Something is wrong with a world in which three hundred million Africans live on less than €1 a day, while every cow in the EU receives a daily subsidy of €2.50. Giles Bolton, a diplomat and aid worker, has written a compelling and accessible primer about the West's dealings and intentions towards Africa which lucidly explains what, and blows the whistle alerting us to bad practices and mismanagement within the multi-million-dollar aid business.

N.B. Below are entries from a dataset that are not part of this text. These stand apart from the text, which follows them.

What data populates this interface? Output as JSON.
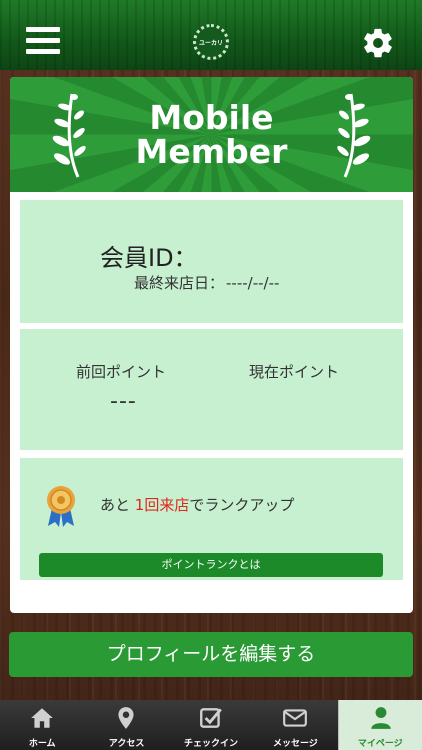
{
  "header": {
    "menu_icon": "hamburger-menu-icon",
    "logo_text": "ユーカリ",
    "settings_icon": "gear-icon"
  },
  "banner": {
    "title_line1": "Mobile",
    "title_line2": "Member"
  },
  "member": {
    "id_label": "会員ID：",
    "last_visit_label": "最終来店日：",
    "last_visit_value": "----/--/--"
  },
  "points": {
    "prev_label": "前回ポイント",
    "current_label": "現在ポイント",
    "prev_value": "---"
  },
  "rank": {
    "text_prefix": "あと ",
    "text_highlight": "1回来店",
    "text_suffix": "でランクアップ",
    "button_label": "ポイントランクとは"
  },
  "edit_profile_label": "プロフィールを編集する",
  "tabs": [
    {
      "label": "ホーム",
      "icon": "home-icon"
    },
    {
      "label": "アクセス",
      "icon": "map-pin-icon"
    },
    {
      "label": "チェックイン",
      "icon": "checkin-icon"
    },
    {
      "label": "メッセージ",
      "icon": "envelope-icon"
    },
    {
      "label": "マイページ",
      "icon": "user-icon"
    }
  ],
  "colors": {
    "header_green": "#1f7a27",
    "panel_green": "#c6f0d0",
    "button_green": "#2a9a35",
    "highlight_red": "#e0271b"
  }
}
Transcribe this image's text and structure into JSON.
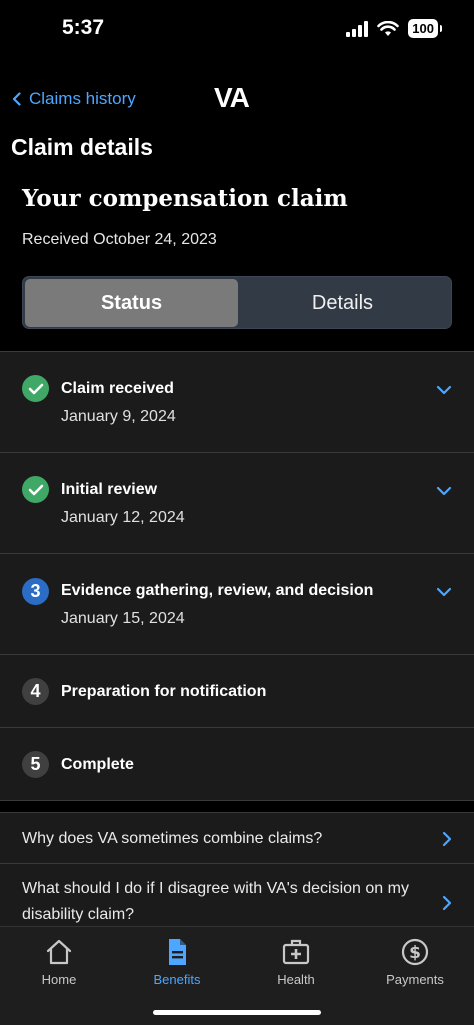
{
  "status_bar": {
    "time": "5:37",
    "battery": "100"
  },
  "nav": {
    "back_label": "Claims history",
    "logo": "VA"
  },
  "page": {
    "title": "Claim details",
    "claim_title": "Your compensation claim",
    "received": "Received October 24, 2023"
  },
  "segmented": {
    "status_label": "Status",
    "details_label": "Details",
    "selected": "Status"
  },
  "steps": [
    {
      "number": "1",
      "title": "Claim received",
      "date": "January 9, 2024",
      "state": "done"
    },
    {
      "number": "2",
      "title": "Initial review",
      "date": "January 12, 2024",
      "state": "done"
    },
    {
      "number": "3",
      "title": "Evidence gathering, review, and decision",
      "date": "January 15, 2024",
      "state": "current"
    },
    {
      "number": "4",
      "title": "Preparation for notification",
      "date": "",
      "state": "future"
    },
    {
      "number": "5",
      "title": "Complete",
      "date": "",
      "state": "future"
    }
  ],
  "faq": [
    {
      "question": "Why does VA sometimes combine claims?"
    },
    {
      "question": "What should I do if I disagree with VA's decision on my disability claim?"
    }
  ],
  "tabbar": {
    "home": "Home",
    "benefits": "Benefits",
    "health": "Health",
    "payments": "Payments",
    "active": "Benefits"
  },
  "colors": {
    "accent": "#4da6ff",
    "complete": "#3fa866",
    "current": "#2b6cc4",
    "background": "#000000",
    "card": "#1b1b1b"
  }
}
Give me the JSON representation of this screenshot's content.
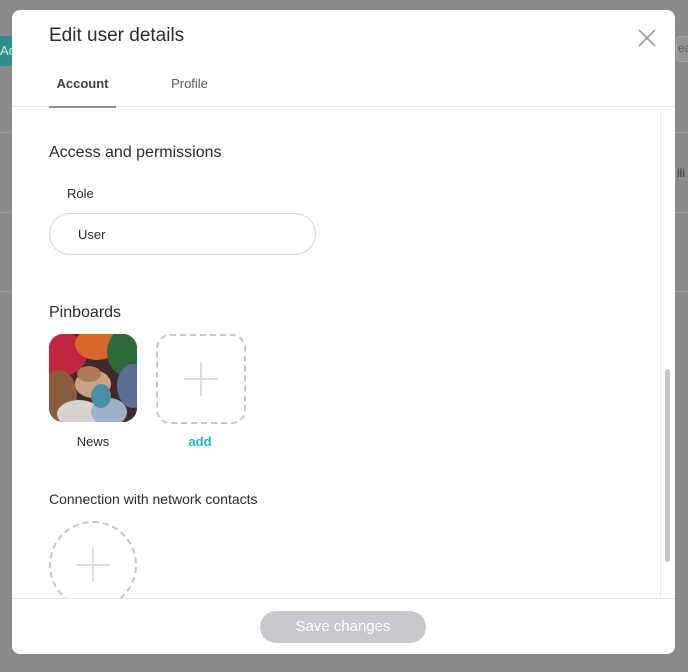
{
  "background": {
    "left_button_fragment": "Ad",
    "search_fragment": "ea",
    "row_text_fragment": "lli"
  },
  "modal": {
    "title": "Edit user details",
    "close_icon": "close-icon",
    "tabs": [
      {
        "label": "Account",
        "active": true
      },
      {
        "label": "Profile",
        "active": false
      }
    ]
  },
  "access": {
    "title": "Access and permissions",
    "role_label": "Role",
    "role_value": "User"
  },
  "pinboards": {
    "title": "Pinboards",
    "items": [
      {
        "label": "News"
      }
    ],
    "add_label": "add",
    "add_icon": "plus-icon"
  },
  "connections": {
    "title": "Connection with network contacts",
    "add_icon": "plus-icon"
  },
  "footer": {
    "save_label": "Save changes"
  },
  "colors": {
    "accent_link": "#20b3cf",
    "save_button_disabled": "#c6c8cb",
    "overlay": "#8a8a8a"
  }
}
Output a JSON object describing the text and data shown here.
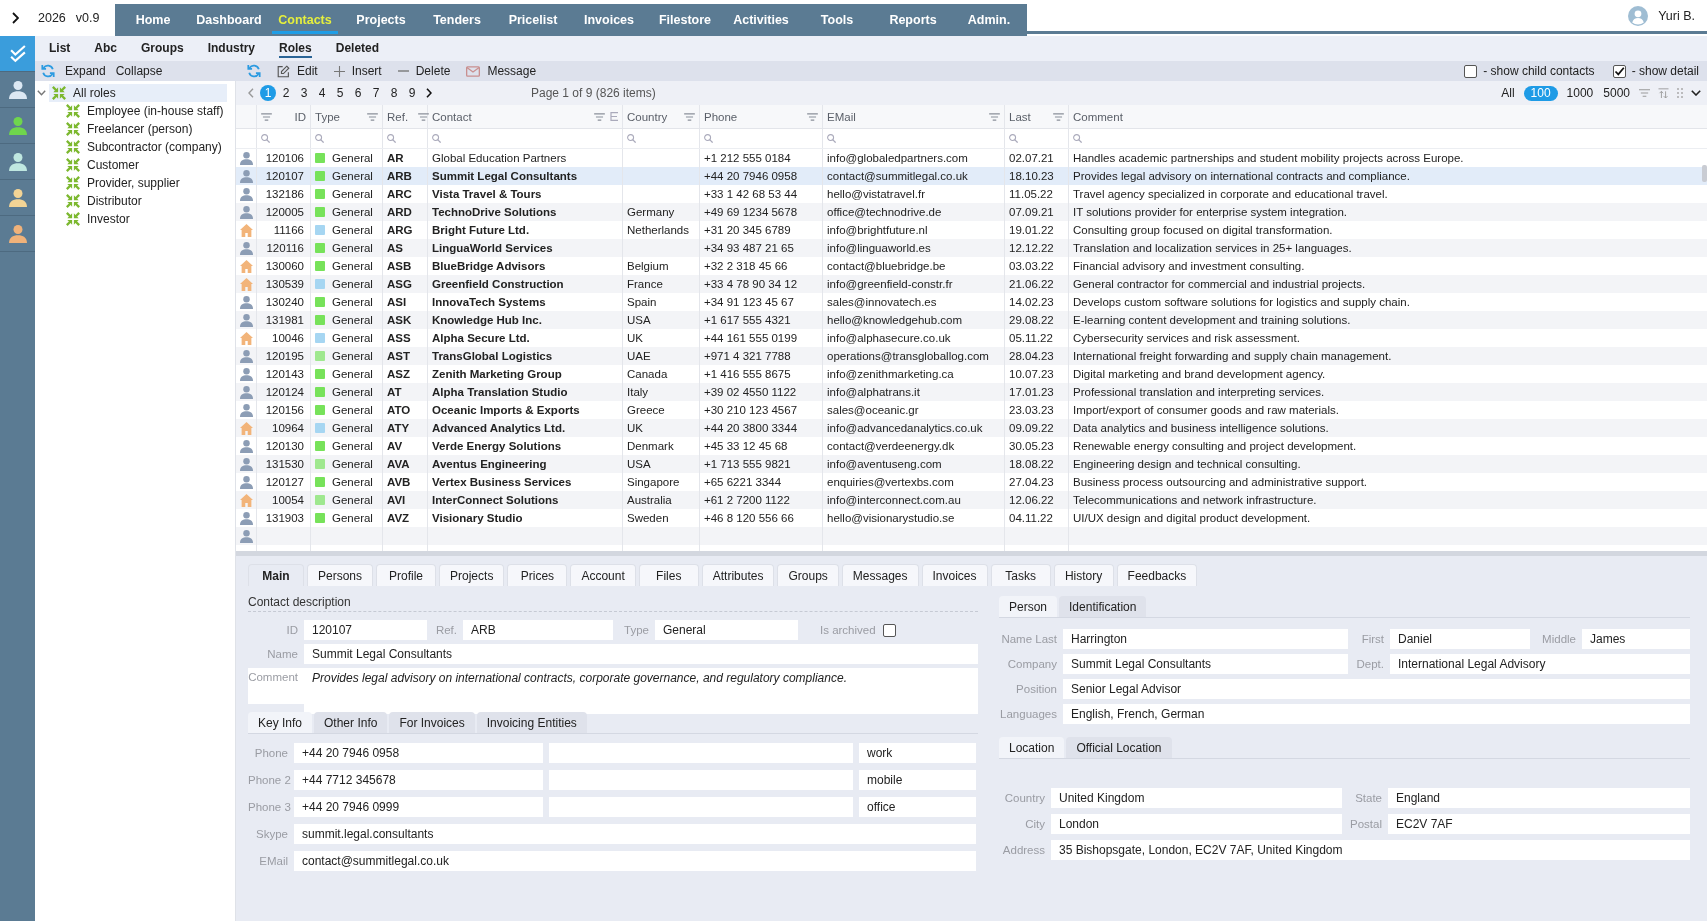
{
  "app": {
    "year": "2026",
    "version": "v0.9"
  },
  "nav": [
    {
      "label": "Home",
      "selected": false
    },
    {
      "label": "Dashboard",
      "selected": false
    },
    {
      "label": "Contacts",
      "selected": true
    },
    {
      "label": "Projects",
      "selected": false
    },
    {
      "label": "Tenders",
      "selected": false
    },
    {
      "label": "Pricelist",
      "selected": false
    },
    {
      "label": "Invoices",
      "selected": false
    },
    {
      "label": "Filestore",
      "selected": false
    },
    {
      "label": "Activities",
      "selected": false
    },
    {
      "label": "Tools",
      "selected": false
    },
    {
      "label": "Reports",
      "selected": false
    },
    {
      "label": "Admin.",
      "selected": false
    }
  ],
  "user": {
    "name": "Yuri B."
  },
  "sidebar": [
    {
      "kind": "check",
      "selected": true
    },
    {
      "kind": "person",
      "color": "#dce8f3",
      "selected": false
    },
    {
      "kind": "person",
      "color": "#6fd54d",
      "selected": false
    },
    {
      "kind": "person",
      "color": "#bfe7e0",
      "selected": false
    },
    {
      "kind": "person",
      "color": "#f3d495",
      "selected": false
    },
    {
      "kind": "person",
      "color": "#f0b27a",
      "selected": false
    }
  ],
  "view_tabs": [
    {
      "label": "List",
      "selected": false
    },
    {
      "label": "Abc",
      "selected": false
    },
    {
      "label": "Groups",
      "selected": false
    },
    {
      "label": "Industry",
      "selected": false
    },
    {
      "label": "Roles",
      "selected": true
    },
    {
      "label": "Deleted",
      "selected": false
    }
  ],
  "tree_toolbar": [
    {
      "kind": "refresh"
    },
    {
      "kind": "text",
      "label": "Expand"
    },
    {
      "kind": "text",
      "label": "Collapse"
    }
  ],
  "toolbar": {
    "buttons": [
      {
        "kind": "refresh"
      },
      {
        "kind": "edit",
        "label": "Edit"
      },
      {
        "kind": "insert",
        "label": "Insert"
      },
      {
        "kind": "delete",
        "label": "Delete"
      },
      {
        "kind": "message",
        "label": "Message"
      }
    ],
    "options": [
      {
        "label": "- show child contacts",
        "checked": false
      },
      {
        "label": "- show detail",
        "checked": true
      }
    ]
  },
  "tree": {
    "label": "All roles",
    "expanded": true,
    "selected": true,
    "children": [
      {
        "label": "Employee (in-house staff)",
        "selected": false
      },
      {
        "label": "Freelancer (person)",
        "selected": false
      },
      {
        "label": "Subcontractor (company)",
        "selected": false
      },
      {
        "label": "Customer",
        "selected": false
      },
      {
        "label": "Provider, supplier",
        "selected": false
      },
      {
        "label": "Distributor",
        "selected": false
      },
      {
        "label": "Investor",
        "selected": false
      }
    ]
  },
  "pagination": {
    "pages": [
      {
        "label": "1",
        "selected": true
      },
      {
        "label": "2",
        "selected": false
      },
      {
        "label": "3",
        "selected": false
      },
      {
        "label": "4",
        "selected": false
      },
      {
        "label": "5",
        "selected": false
      },
      {
        "label": "6",
        "selected": false
      },
      {
        "label": "7",
        "selected": false
      },
      {
        "label": "8",
        "selected": false
      },
      {
        "label": "9",
        "selected": false
      }
    ],
    "summary": "Page 1 of 9 (826 items)",
    "page_sizes": [
      {
        "label": "All",
        "selected": false
      },
      {
        "label": "100",
        "selected": true
      },
      {
        "label": "1000",
        "selected": false
      },
      {
        "label": "5000",
        "selected": false
      }
    ]
  },
  "table": {
    "columns": [
      {
        "label": "ID",
        "kind": "filter"
      },
      {
        "label": "Type",
        "kind": "filter"
      },
      {
        "label": "Ref.",
        "kind": "filter"
      },
      {
        "label": "Contact",
        "kind": "filter_menu"
      },
      {
        "label": "Country",
        "kind": "filter"
      },
      {
        "label": "Phone",
        "kind": "filter"
      },
      {
        "label": "EMail",
        "kind": "filter"
      },
      {
        "label": "Last",
        "kind": "filter"
      },
      {
        "label": "Comment",
        "kind": "plain"
      }
    ],
    "rows": [
      {
        "kind": "person",
        "id": "120106",
        "color": "#77e25a",
        "type": "General",
        "ref": "AR",
        "contact": "Global Education Partners",
        "bold": false,
        "phone": "+1 212 555 0184",
        "email": "info@globaledpartners.com",
        "last": "02.07.21",
        "comment": "Handles academic partnerships and student mobility projects across Europe.",
        "selected": false
      },
      {
        "kind": "person",
        "id": "120107",
        "color": "#77e25a",
        "type": "General",
        "ref": "ARB",
        "contact": "Summit Legal Consultants",
        "bold": true,
        "phone": "+44 20 7946 0958",
        "email": "contact@summitlegal.co.uk",
        "last": "18.10.23",
        "comment": "Provides legal advisory on international contracts and compliance.",
        "selected": true
      },
      {
        "kind": "person",
        "id": "132186",
        "color": "#77e25a",
        "type": "General",
        "ref": "ARC",
        "contact": "Vista Travel & Tours",
        "bold": true,
        "phone": "+33 1 42 68 53 44",
        "email": "hello@vistatravel.fr",
        "last": "11.05.22",
        "comment": "Travel agency specialized in corporate and educational travel.",
        "selected": false
      },
      {
        "kind": "person",
        "id": "120005",
        "color": "#77e25a",
        "type": "General",
        "ref": "ARD",
        "contact": "TechnoDrive Solutions",
        "bold": true,
        "country": "Germany",
        "phone": "+49 69 1234 5678",
        "email": "office@technodrive.de",
        "last": "07.09.21",
        "comment": "IT solutions provider for enterprise system integration.",
        "selected": false
      },
      {
        "kind": "house",
        "id": "11166",
        "color": "#a6d6f2",
        "type": "General",
        "ref": "ARG",
        "contact": "Bright Future Ltd.",
        "bold": true,
        "country": "Netherlands",
        "phone": "+31 20 345 6789",
        "email": "info@brightfuture.nl",
        "last": "19.01.22",
        "comment": "Consulting group focused on digital transformation.",
        "selected": false
      },
      {
        "kind": "person",
        "id": "120116",
        "color": "#77e25a",
        "type": "General",
        "ref": "AS",
        "contact": "LinguaWorld Services",
        "bold": true,
        "phone": "+34 93 487 21 65",
        "email": "info@linguaworld.es",
        "last": "12.12.22",
        "comment": "Translation and localization services in 25+ languages.",
        "selected": false
      },
      {
        "kind": "house",
        "id": "130060",
        "color": "#77e25a",
        "type": "General",
        "ref": "ASB",
        "contact": "BlueBridge Advisors",
        "bold": true,
        "country": "Belgium",
        "phone": "+32 2 318 45 66",
        "email": "contact@bluebridge.be",
        "last": "03.03.22",
        "comment": "Financial advisory and investment consulting.",
        "selected": false
      },
      {
        "kind": "house",
        "id": "130539",
        "color": "#a6d6f2",
        "type": "General",
        "ref": "ASG",
        "contact": "Greenfield Construction",
        "bold": true,
        "country": "France",
        "phone": "+33 4 78 90 34 12",
        "email": "info@greenfield-constr.fr",
        "last": "21.06.22",
        "comment": "General contractor for commercial and industrial projects.",
        "selected": false
      },
      {
        "kind": "person",
        "id": "130240",
        "color": "#77e25a",
        "type": "General",
        "ref": "ASI",
        "contact": "InnovaTech Systems",
        "bold": true,
        "country": "Spain",
        "phone": "+34 91 123 45 67",
        "email": "sales@innovatech.es",
        "last": "14.02.23",
        "comment": "Develops custom software solutions for logistics and supply chain.",
        "selected": false
      },
      {
        "kind": "person",
        "id": "131981",
        "color": "#77e25a",
        "type": "General",
        "ref": "ASK",
        "contact": "Knowledge Hub Inc.",
        "bold": true,
        "country": "USA",
        "phone": "+1 617 555 4321",
        "email": "hello@knowledgehub.com",
        "last": "29.08.22",
        "comment": "E-learning content development and training solutions.",
        "selected": false
      },
      {
        "kind": "house",
        "id": "10046",
        "color": "#a6d6f2",
        "type": "General",
        "ref": "ASS",
        "contact": "Alpha Secure Ltd.",
        "bold": true,
        "country": "UK",
        "phone": "+44 161 555 0199",
        "email": "info@alphasecure.co.uk",
        "last": "05.11.22",
        "comment": "Cybersecurity services and risk assessment.",
        "selected": false
      },
      {
        "kind": "person",
        "id": "120195",
        "color": "#9fe88f",
        "type": "General",
        "ref": "AST",
        "contact": "TransGlobal Logistics",
        "bold": true,
        "country": "UAE",
        "phone": "+971 4 321 7788",
        "email": "operations@transgloballog.com",
        "last": "28.04.23",
        "comment": "International freight forwarding and supply chain management.",
        "selected": false
      },
      {
        "kind": "person",
        "id": "120143",
        "color": "#77e25a",
        "type": "General",
        "ref": "ASZ",
        "contact": "Zenith Marketing Group",
        "bold": true,
        "country": "Canada",
        "phone": "+1 416 555 8675",
        "email": "info@zenithmarketing.ca",
        "last": "10.07.23",
        "comment": "Digital marketing and brand development agency.",
        "selected": false
      },
      {
        "kind": "person",
        "id": "120124",
        "color": "#77e25a",
        "type": "General",
        "ref": "AT",
        "contact": "Alpha Translation Studio",
        "bold": true,
        "country": "Italy",
        "phone": "+39 02 4550 1122",
        "email": "info@alphatrans.it",
        "last": "17.01.23",
        "comment": "Professional translation and interpreting services.",
        "selected": false
      },
      {
        "kind": "person",
        "id": "120156",
        "color": "#77e25a",
        "type": "General",
        "ref": "ATO",
        "contact": "Oceanic Imports & Exports",
        "bold": true,
        "country": "Greece",
        "phone": "+30 210 123 4567",
        "email": "sales@oceanic.gr",
        "last": "23.03.23",
        "comment": "Import/export of consumer goods and raw materials.",
        "selected": false
      },
      {
        "kind": "house",
        "id": "10964",
        "color": "#a6d6f2",
        "type": "General",
        "ref": "ATY",
        "contact": "Advanced Analytics Ltd.",
        "bold": true,
        "country": "UK",
        "phone": "+44 20 3800 3344",
        "email": "info@advancedanalytics.co.uk",
        "last": "09.09.22",
        "comment": "Data analytics and business intelligence solutions.",
        "selected": false
      },
      {
        "kind": "person",
        "id": "120130",
        "color": "#77e25a",
        "type": "General",
        "ref": "AV",
        "contact": "Verde Energy Solutions",
        "bold": true,
        "country": "Denmark",
        "phone": "+45 33 12 45 68",
        "email": "contact@verdeenergy.dk",
        "last": "30.05.23",
        "comment": "Renewable energy consulting and project development.",
        "selected": false
      },
      {
        "kind": "person",
        "id": "131530",
        "color": "#9fe88f",
        "type": "General",
        "ref": "AVA",
        "contact": "Aventus Engineering",
        "bold": true,
        "country": "USA",
        "phone": "+1 713 555 9821",
        "email": "info@aventuseng.com",
        "last": "18.08.22",
        "comment": "Engineering design and technical consulting.",
        "selected": false
      },
      {
        "kind": "person",
        "id": "120127",
        "color": "#77e25a",
        "type": "General",
        "ref": "AVB",
        "contact": "Vertex Business Services",
        "bold": true,
        "country": "Singapore",
        "phone": "+65 6221 3344",
        "email": "enquiries@vertexbs.com",
        "last": "27.04.23",
        "comment": "Business process outsourcing and administrative support.",
        "selected": false
      },
      {
        "kind": "house",
        "id": "10054",
        "color": "#9fe88f",
        "type": "General",
        "ref": "AVI",
        "contact": "InterConnect Solutions",
        "bold": true,
        "country": "Australia",
        "phone": "+61 2 7200 1122",
        "email": "info@interconnect.com.au",
        "last": "12.06.22",
        "comment": "Telecommunications and network infrastructure.",
        "selected": false
      },
      {
        "kind": "person",
        "id": "131903",
        "color": "#77e25a",
        "type": "General",
        "ref": "AVZ",
        "contact": "Visionary Studio",
        "bold": true,
        "country": "Sweden",
        "phone": "+46 8 120 556 66",
        "email": "hello@visionarystudio.se",
        "last": "04.11.22",
        "comment": "UI/UX design and digital product development.",
        "selected": false
      }
    ],
    "blank_rows": [
      {
        "kind": "person"
      }
    ]
  },
  "detail": {
    "tabs": [
      {
        "label": "Main",
        "selected": true
      },
      {
        "label": "Persons",
        "selected": false
      },
      {
        "label": "Profile",
        "selected": false
      },
      {
        "label": "Projects",
        "selected": false
      },
      {
        "label": "Prices",
        "selected": false
      },
      {
        "label": "Account",
        "selected": false
      },
      {
        "label": "Files",
        "selected": false
      },
      {
        "label": "Attributes",
        "selected": false
      },
      {
        "label": "Groups",
        "selected": false
      },
      {
        "label": "Messages",
        "selected": false
      },
      {
        "label": "Invoices",
        "selected": false
      },
      {
        "label": "Tasks",
        "selected": false
      },
      {
        "label": "History",
        "selected": false
      },
      {
        "label": "Feedbacks",
        "selected": false
      }
    ],
    "contact": {
      "title": "Contact description",
      "id": {
        "label": "ID",
        "value": "120107"
      },
      "ref": {
        "label": "Ref.",
        "value": "ARB"
      },
      "type": {
        "label": "Type",
        "value": "General"
      },
      "archived": {
        "label": "Is archived",
        "checked": false
      },
      "name": {
        "label": "Name",
        "value": "Summit Legal Consultants"
      },
      "comment": {
        "label": "Comment",
        "value": "Provides legal advisory on international contracts, corporate governance, and regulatory compliance."
      }
    },
    "info_tabs": [
      {
        "label": "Key Info",
        "selected": true
      },
      {
        "label": "Other Info",
        "selected": false
      },
      {
        "label": "For Invoices",
        "selected": false
      },
      {
        "label": "Invoicing Entities",
        "selected": false
      }
    ],
    "phones": [
      {
        "label": "Phone",
        "number": "+44 20 7946 0958",
        "category": "work"
      },
      {
        "label": "Phone 2",
        "number": "+44 7712 345678",
        "category": "mobile"
      },
      {
        "label": "Phone 3",
        "number": "+44 20 7946 0999",
        "category": "office"
      }
    ],
    "skype": {
      "label": "Skype",
      "value": "summit.legal.consultants"
    },
    "email": {
      "label": "EMail",
      "value": "contact@summitlegal.co.uk"
    },
    "person_tabs": [
      {
        "label": "Person",
        "selected": true
      },
      {
        "label": "Identification",
        "selected": false
      }
    ],
    "person": {
      "last": {
        "label": "Name Last",
        "value": "Harrington"
      },
      "first": {
        "label": "First",
        "value": "Daniel"
      },
      "middle": {
        "label": "Middle",
        "value": "James"
      },
      "company": {
        "label": "Company",
        "value": "Summit Legal Consultants"
      },
      "dept": {
        "label": "Dept.",
        "value": "International Legal Advisory"
      },
      "position": {
        "label": "Position",
        "value": "Senior Legal Advisor"
      },
      "languages": {
        "label": "Languages",
        "value": "English, French, German"
      }
    },
    "location_tabs": [
      {
        "label": "Location",
        "selected": true
      },
      {
        "label": "Official Location",
        "selected": false
      }
    ],
    "location": {
      "country": {
        "label": "Country",
        "value": "United Kingdom"
      },
      "state": {
        "label": "State",
        "value": "England"
      },
      "city": {
        "label": "City",
        "value": "London"
      },
      "postal": {
        "label": "Postal",
        "value": "EC2V 7AF"
      },
      "address": {
        "label": "Address",
        "value": "35 Bishopsgate, London, EC2V 7AF, United Kingdom"
      }
    }
  }
}
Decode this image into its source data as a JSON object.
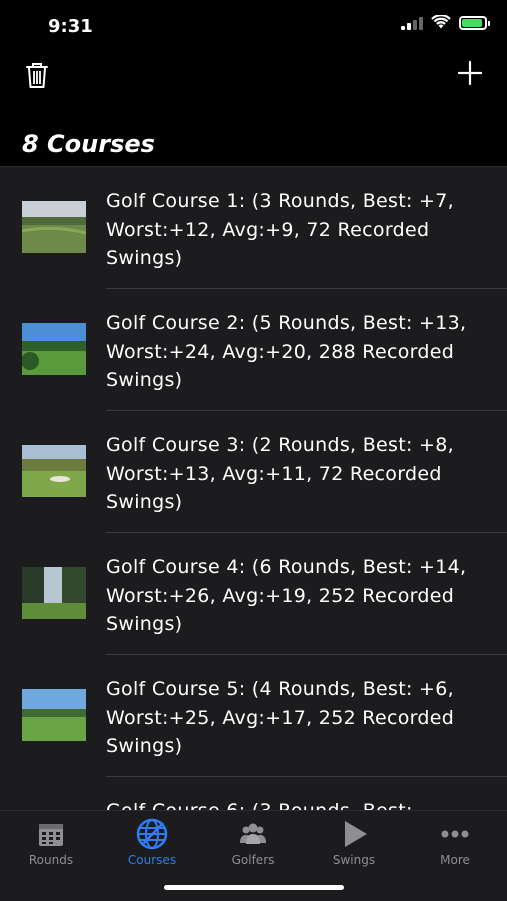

It contains interesting historical background, for example, on the practical problems caused by the straight-edged internal borders which were devised for Africa by its colonial rulers. It introduces us to individual Africans going about their daily lives, and shows how they're impacted on by the decisions we make in ours. It offers sensible advice to Western governments, aid agencies and individuals on how things can be improved. And, perhaps cleverest of all, it frames its arguments so that our doing so is not just a moral imperative but a matter of self-interest too.